#### [Task brief]
Tally up the lines in the following entries where the string "true" appears, and answer with the number alone.
BEGIN Supplied material
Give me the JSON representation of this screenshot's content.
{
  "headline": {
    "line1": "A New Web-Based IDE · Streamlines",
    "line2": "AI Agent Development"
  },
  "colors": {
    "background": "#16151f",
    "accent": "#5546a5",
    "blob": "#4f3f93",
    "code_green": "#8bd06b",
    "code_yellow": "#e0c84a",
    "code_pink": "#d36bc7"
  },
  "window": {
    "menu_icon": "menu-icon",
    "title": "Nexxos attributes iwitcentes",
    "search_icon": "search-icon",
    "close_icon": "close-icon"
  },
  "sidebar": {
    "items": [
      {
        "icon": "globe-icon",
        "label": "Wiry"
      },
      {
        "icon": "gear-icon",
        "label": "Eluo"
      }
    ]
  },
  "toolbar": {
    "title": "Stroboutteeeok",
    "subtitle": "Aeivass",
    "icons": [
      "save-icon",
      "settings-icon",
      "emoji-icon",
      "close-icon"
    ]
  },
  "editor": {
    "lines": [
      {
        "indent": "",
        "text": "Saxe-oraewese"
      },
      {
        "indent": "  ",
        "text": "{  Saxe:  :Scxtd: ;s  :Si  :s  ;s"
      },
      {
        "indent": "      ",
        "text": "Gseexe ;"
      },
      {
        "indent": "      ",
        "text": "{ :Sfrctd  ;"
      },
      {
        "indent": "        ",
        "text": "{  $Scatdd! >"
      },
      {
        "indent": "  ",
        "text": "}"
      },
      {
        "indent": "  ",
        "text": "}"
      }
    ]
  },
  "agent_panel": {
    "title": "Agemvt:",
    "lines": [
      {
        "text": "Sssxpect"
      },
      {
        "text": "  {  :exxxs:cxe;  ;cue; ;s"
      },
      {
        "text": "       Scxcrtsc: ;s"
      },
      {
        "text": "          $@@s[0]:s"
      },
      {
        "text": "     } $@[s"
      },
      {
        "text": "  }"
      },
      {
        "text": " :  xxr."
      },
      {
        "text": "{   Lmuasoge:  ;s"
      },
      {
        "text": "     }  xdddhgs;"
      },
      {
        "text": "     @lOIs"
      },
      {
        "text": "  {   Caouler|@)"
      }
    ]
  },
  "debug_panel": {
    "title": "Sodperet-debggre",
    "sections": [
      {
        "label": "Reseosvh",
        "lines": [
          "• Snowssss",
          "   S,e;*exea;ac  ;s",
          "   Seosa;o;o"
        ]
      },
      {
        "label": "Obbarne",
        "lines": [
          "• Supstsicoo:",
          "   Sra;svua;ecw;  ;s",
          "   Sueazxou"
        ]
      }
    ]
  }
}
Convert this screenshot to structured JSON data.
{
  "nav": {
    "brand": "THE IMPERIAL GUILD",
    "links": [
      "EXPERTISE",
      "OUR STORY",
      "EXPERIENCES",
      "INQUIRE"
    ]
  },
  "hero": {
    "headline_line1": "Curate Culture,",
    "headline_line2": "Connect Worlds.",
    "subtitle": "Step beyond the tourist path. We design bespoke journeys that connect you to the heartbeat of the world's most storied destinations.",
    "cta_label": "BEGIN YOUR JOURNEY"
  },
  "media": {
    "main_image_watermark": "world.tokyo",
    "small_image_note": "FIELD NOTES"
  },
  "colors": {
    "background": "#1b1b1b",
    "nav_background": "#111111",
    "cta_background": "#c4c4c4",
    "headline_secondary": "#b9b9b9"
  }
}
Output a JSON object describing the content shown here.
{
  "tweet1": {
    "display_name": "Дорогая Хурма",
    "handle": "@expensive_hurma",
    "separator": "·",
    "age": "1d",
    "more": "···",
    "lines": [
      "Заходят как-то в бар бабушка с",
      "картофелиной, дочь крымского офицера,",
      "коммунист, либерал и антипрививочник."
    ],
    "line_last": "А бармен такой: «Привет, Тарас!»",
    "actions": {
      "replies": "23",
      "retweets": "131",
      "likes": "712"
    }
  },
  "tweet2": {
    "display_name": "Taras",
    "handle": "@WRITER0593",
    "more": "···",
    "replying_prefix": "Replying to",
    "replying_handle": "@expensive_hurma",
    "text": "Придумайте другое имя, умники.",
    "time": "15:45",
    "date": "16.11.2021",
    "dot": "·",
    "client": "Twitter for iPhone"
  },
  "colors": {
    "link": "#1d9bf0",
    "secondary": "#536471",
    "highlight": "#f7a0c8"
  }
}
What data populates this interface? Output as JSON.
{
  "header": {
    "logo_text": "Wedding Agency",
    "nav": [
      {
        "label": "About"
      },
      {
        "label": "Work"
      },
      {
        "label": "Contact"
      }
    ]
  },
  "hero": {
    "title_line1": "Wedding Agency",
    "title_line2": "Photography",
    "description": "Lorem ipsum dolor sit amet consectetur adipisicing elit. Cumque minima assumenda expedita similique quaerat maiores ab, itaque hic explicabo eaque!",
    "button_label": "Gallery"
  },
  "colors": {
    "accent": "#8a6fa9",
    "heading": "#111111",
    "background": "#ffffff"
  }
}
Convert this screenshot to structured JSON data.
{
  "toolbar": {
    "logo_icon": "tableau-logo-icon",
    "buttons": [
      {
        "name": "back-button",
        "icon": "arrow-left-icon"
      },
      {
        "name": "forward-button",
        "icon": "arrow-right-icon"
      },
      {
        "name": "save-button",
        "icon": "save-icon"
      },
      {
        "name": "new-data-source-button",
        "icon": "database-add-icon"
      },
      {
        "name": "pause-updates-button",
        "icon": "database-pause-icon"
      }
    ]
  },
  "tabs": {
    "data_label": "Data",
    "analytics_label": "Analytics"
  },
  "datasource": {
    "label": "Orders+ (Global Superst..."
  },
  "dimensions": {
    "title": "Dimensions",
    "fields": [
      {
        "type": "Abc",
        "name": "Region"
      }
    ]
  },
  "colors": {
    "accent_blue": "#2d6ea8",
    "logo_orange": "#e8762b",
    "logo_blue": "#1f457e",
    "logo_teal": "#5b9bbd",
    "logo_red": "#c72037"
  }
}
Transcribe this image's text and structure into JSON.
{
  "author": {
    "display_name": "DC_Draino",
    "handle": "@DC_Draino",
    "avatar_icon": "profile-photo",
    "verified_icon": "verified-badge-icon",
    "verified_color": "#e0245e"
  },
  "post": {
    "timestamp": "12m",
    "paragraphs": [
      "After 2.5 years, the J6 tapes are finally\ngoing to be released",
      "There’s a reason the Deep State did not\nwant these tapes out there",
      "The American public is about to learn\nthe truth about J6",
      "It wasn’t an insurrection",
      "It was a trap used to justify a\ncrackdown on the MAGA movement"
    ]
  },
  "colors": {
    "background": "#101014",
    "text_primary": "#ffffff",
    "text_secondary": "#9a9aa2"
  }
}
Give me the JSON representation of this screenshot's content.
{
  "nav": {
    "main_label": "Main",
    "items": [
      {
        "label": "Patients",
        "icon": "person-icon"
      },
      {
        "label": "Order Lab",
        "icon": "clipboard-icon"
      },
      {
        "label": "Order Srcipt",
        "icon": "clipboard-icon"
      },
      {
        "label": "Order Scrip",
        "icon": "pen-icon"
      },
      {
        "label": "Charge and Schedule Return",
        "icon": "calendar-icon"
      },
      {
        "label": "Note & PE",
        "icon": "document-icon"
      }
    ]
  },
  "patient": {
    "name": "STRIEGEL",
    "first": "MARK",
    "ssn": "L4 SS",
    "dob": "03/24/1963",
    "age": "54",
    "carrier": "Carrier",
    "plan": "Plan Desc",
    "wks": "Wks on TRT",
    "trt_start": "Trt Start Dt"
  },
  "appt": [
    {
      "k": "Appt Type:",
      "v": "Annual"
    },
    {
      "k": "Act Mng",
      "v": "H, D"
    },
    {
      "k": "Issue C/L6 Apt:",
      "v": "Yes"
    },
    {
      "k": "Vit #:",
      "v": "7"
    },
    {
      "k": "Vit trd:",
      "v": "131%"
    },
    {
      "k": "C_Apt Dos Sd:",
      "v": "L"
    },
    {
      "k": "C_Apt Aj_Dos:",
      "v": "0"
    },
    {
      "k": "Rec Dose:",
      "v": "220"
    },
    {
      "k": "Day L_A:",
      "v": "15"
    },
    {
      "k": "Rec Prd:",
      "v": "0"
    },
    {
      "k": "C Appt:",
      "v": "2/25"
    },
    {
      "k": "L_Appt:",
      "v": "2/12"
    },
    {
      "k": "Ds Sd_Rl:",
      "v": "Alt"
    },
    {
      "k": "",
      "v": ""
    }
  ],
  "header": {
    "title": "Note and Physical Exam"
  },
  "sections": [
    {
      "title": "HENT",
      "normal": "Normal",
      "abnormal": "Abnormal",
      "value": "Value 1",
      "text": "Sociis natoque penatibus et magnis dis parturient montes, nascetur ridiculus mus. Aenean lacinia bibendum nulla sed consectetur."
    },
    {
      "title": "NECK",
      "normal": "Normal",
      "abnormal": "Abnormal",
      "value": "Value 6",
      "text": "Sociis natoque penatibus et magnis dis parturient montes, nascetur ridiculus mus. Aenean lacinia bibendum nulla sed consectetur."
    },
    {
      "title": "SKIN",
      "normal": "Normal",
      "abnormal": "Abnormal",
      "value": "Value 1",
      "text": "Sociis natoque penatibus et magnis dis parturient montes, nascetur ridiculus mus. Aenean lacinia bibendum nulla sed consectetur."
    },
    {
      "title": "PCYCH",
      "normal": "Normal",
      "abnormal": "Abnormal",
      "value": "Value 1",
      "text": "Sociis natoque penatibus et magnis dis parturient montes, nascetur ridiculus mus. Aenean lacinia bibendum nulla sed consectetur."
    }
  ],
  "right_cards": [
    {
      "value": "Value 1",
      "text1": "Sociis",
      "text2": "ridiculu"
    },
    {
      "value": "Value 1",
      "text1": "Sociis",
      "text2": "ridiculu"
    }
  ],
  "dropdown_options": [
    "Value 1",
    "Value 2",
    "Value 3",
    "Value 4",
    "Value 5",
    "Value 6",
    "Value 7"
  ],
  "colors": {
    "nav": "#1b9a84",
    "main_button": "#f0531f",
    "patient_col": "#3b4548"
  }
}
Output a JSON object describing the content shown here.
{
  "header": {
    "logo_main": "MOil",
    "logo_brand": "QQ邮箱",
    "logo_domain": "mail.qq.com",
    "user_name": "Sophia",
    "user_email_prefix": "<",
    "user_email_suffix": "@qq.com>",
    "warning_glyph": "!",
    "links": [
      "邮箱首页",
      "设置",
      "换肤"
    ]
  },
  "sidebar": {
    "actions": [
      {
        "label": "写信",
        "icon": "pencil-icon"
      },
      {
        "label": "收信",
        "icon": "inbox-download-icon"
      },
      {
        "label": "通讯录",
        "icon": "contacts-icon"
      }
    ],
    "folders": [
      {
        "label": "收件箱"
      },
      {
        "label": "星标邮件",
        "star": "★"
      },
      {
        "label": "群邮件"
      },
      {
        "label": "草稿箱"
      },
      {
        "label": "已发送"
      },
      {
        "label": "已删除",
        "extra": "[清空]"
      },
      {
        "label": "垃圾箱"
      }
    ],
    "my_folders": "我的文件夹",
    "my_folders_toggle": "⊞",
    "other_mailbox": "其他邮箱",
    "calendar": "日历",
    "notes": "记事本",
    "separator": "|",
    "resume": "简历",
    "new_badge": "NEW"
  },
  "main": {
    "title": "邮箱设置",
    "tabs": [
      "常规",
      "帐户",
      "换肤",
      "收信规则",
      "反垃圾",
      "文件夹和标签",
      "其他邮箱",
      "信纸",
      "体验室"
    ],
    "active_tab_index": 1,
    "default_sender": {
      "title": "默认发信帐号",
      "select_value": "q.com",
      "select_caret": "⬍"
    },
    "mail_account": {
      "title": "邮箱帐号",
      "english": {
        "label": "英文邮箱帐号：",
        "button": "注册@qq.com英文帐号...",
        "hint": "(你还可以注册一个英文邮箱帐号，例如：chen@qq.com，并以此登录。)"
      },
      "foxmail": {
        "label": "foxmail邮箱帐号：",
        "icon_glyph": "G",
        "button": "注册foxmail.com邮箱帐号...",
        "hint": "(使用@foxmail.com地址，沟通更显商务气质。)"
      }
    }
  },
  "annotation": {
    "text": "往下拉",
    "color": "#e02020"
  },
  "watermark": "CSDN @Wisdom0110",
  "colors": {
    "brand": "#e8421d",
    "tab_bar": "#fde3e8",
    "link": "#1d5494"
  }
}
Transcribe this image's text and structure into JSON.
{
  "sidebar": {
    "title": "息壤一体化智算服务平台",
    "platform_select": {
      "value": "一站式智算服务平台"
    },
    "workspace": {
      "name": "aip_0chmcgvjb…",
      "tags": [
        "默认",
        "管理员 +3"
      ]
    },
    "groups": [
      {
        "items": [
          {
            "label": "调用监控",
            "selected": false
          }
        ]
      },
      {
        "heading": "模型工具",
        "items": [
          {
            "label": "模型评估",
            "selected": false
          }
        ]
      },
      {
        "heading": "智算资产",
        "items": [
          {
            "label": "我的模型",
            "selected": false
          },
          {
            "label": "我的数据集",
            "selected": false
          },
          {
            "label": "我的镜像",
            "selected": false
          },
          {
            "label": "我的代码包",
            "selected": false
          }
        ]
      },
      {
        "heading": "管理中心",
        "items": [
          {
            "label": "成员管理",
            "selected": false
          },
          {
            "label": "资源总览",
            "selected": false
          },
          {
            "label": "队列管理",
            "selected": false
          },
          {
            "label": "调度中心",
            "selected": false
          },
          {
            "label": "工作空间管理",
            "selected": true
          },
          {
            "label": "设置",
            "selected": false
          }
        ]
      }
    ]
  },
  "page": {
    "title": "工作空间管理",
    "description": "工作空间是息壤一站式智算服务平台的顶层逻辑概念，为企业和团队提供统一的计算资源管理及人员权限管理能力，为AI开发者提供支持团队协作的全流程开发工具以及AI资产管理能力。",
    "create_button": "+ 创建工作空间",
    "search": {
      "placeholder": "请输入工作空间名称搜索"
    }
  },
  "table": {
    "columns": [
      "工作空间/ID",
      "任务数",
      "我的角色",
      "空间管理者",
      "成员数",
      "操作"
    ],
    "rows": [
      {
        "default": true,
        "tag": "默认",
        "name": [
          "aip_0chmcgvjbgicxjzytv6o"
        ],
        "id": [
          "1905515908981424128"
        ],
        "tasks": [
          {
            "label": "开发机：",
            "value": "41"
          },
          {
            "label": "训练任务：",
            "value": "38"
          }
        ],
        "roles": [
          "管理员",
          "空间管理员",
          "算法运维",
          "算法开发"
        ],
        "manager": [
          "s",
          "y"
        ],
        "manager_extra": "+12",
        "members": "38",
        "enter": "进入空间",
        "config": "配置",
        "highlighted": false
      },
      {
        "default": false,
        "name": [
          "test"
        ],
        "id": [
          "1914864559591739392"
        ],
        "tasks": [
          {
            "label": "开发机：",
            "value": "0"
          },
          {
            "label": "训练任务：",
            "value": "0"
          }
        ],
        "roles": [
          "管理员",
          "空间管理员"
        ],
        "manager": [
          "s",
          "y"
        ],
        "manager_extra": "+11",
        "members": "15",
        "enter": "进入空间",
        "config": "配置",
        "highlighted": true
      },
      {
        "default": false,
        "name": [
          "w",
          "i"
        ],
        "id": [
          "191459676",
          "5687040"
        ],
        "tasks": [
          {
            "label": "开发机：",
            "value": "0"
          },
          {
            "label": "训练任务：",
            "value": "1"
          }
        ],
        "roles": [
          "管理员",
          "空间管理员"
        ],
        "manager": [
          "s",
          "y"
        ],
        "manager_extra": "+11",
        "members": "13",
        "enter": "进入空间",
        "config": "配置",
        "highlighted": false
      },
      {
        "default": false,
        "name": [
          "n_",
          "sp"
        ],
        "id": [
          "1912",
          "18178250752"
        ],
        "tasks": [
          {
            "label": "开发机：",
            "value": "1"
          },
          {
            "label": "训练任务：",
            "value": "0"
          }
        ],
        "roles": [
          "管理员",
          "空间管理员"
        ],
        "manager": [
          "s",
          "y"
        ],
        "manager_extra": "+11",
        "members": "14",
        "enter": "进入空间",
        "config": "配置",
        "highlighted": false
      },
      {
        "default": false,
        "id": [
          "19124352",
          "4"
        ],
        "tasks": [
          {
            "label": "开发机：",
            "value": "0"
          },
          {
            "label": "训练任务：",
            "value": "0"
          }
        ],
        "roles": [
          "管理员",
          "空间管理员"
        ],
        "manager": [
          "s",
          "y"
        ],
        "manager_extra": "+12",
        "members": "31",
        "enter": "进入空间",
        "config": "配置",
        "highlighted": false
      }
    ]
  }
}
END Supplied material
#### [Exercise response]
3